Ingredient Name: Century Egg, Thousand Year Old Egg, Preserved Egg
Traditional Chinese Name: 皮蛋 (pídàn)
What is this?
- An egg that dates back as early as the 1640’s in literature and discovered by the Chinese
- The preserved egg of a duck, chicken or quail that is preserved in clay, ash, salt, lime that preserves the egg (the process takes a few weeks to a few months depending on the process)
- The yolk becomes semi-solid and is gray to dark green in color and has a creamy texture and is said to have a “golden” taste (but is slightly bitter)
- The egg white becomes a brown jelly like substance (and is almost flavorless)
- The eggs have a strong hydrogen sulfide and ammonia smell
- This traditional Chinese egg is served and prepared in various ways (appetizer, in soups, in congee, with tofu, rice and others methods) or used as a condiment

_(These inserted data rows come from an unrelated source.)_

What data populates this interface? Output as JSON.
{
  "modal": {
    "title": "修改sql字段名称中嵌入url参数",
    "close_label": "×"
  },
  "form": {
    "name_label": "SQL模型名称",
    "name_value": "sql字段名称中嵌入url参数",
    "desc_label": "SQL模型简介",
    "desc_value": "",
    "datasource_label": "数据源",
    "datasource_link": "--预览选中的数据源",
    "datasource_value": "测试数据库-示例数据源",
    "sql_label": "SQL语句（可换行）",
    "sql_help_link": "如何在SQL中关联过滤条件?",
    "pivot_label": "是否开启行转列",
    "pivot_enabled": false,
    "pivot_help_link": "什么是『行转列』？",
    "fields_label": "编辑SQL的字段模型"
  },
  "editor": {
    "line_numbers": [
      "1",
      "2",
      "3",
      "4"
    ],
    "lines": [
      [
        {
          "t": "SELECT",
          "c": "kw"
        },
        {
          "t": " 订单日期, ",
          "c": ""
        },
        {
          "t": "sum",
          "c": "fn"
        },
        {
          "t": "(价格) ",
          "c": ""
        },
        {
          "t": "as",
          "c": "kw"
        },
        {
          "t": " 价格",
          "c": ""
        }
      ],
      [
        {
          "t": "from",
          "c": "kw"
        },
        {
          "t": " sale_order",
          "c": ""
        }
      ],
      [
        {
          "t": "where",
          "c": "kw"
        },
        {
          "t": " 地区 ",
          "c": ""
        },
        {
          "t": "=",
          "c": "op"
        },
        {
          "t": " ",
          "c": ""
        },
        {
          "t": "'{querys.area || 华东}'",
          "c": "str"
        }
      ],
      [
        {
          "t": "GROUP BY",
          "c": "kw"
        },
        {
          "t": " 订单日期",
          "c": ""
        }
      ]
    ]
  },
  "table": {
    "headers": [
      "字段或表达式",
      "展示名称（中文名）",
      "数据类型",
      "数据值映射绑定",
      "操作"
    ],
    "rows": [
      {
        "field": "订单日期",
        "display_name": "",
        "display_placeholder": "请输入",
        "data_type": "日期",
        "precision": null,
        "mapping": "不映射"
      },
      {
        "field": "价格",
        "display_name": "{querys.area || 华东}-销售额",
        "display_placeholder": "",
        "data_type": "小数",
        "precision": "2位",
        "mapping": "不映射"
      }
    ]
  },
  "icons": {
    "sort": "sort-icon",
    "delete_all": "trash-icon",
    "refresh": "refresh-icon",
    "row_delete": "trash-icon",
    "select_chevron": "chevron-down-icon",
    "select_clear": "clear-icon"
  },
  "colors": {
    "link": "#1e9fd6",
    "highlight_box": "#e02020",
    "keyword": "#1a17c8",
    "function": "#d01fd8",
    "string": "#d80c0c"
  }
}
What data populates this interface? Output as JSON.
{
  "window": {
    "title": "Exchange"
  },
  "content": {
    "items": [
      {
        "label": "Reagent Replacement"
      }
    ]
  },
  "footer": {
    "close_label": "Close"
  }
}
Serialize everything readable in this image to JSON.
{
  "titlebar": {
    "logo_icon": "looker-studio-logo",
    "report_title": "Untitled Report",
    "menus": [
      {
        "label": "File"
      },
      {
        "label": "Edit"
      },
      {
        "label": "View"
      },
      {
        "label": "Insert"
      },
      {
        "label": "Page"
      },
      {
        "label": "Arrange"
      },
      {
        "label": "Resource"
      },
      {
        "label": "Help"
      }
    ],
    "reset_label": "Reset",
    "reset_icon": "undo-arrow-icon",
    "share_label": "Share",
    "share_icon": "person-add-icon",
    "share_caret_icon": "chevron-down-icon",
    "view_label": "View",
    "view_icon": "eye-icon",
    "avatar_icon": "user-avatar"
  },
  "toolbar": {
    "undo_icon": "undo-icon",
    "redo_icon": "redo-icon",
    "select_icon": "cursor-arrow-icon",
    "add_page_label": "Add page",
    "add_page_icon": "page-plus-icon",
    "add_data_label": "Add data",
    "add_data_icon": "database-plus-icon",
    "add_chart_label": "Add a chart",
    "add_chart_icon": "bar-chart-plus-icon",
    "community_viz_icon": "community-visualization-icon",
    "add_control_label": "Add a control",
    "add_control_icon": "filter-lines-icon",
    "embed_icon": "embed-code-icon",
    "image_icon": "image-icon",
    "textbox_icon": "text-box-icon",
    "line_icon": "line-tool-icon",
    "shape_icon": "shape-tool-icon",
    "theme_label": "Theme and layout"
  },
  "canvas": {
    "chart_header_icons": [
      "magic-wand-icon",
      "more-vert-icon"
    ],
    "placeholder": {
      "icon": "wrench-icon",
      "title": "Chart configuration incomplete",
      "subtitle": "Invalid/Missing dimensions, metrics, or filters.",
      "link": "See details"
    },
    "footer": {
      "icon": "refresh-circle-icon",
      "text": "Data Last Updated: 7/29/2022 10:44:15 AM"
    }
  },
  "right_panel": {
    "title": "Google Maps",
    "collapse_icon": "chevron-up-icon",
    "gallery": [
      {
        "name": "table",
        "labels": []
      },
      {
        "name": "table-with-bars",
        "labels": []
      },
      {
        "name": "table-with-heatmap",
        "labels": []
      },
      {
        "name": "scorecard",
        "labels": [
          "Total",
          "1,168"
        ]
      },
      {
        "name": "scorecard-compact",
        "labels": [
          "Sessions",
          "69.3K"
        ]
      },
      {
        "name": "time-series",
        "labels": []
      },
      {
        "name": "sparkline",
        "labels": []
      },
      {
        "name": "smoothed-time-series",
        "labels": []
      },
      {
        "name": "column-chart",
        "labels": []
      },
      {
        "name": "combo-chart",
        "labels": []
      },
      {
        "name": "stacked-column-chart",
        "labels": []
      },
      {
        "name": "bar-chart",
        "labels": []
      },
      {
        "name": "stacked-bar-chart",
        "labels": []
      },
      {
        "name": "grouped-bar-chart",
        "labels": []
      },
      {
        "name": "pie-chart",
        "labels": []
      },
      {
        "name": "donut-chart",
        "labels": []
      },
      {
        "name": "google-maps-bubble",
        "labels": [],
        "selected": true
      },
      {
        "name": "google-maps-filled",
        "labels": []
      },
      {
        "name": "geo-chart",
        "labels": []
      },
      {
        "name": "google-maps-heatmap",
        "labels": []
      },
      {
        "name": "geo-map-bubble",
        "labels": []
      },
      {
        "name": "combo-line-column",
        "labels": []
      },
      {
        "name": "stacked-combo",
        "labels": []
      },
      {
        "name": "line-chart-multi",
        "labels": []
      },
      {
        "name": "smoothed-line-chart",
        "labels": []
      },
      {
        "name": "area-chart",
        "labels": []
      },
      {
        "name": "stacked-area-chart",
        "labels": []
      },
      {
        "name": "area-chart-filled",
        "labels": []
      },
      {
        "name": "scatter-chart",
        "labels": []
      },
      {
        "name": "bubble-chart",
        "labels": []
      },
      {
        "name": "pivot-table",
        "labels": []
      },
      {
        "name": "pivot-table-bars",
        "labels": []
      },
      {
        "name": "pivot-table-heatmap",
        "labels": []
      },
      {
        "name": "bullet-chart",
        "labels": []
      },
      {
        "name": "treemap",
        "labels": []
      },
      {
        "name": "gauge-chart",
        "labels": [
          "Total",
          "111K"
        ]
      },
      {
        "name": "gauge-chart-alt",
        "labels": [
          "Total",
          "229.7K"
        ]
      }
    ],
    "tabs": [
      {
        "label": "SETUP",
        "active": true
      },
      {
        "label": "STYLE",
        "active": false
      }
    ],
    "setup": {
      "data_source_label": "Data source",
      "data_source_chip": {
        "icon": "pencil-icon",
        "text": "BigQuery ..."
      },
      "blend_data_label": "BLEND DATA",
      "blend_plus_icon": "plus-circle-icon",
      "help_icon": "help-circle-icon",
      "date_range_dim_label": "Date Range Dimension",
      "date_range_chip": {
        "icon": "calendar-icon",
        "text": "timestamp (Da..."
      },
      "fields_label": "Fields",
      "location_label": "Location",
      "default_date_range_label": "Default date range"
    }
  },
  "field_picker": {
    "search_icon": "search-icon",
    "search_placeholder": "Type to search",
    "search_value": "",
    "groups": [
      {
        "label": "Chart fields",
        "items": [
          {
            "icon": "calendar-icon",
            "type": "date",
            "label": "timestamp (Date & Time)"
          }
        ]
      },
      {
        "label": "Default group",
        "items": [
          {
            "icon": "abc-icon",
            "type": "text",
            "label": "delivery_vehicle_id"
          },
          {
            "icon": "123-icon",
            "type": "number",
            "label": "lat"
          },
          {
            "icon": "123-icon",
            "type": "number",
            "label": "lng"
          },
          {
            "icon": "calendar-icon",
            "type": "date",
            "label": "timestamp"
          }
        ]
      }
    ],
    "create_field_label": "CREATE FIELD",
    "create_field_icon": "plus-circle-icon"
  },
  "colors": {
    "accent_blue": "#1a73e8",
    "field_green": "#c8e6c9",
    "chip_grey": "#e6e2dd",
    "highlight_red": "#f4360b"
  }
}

How do I prepare it?
- Bought with the clay still in tact is common both in supermarkets and wet marts
- Rinse the entire egg under water while peeling away both the outer layer and shell
- Use a sharp knife to cut into pieces
Where can I buy this?
- Most Asian supermarkets will sell them in packs
- Wet marts will also sell them individually
What is the cost
- 1 pack of 4 from the supermarket costs around $30 HKD
- The price varies depending on the producer
- It is an excellent way to preserve eggs (especially from spoiling)
- Adds a unique flavor and texture to other dishes that is difficult to replicate with other ingredients
- In recent studies, it has been shown that century eggs have high amounts of lead oxide (by the way they are produced to speed the curing process)
- This type of egg (especially raw) is not for everyone and is usually an acquired taste
- Extremely high in cholesterol so consume with caution
- You can store this ingredient in a tight sealed container in the fridge for up to 4 months (be sure to check expiry label if applicable)
Is it save to eat Century Egg during pregnancy?
Hi Erin, to be safe, I’d say no. There are warnings that century eggs contain high amounts of lead (because of the fermenting process), so really, maybe stay away until you give birth or are finished breastfeeding. Why take the risk? That’s my thoughts, but I’m sure there are those who have eaten it during pregnancy with no ill effects. Lisa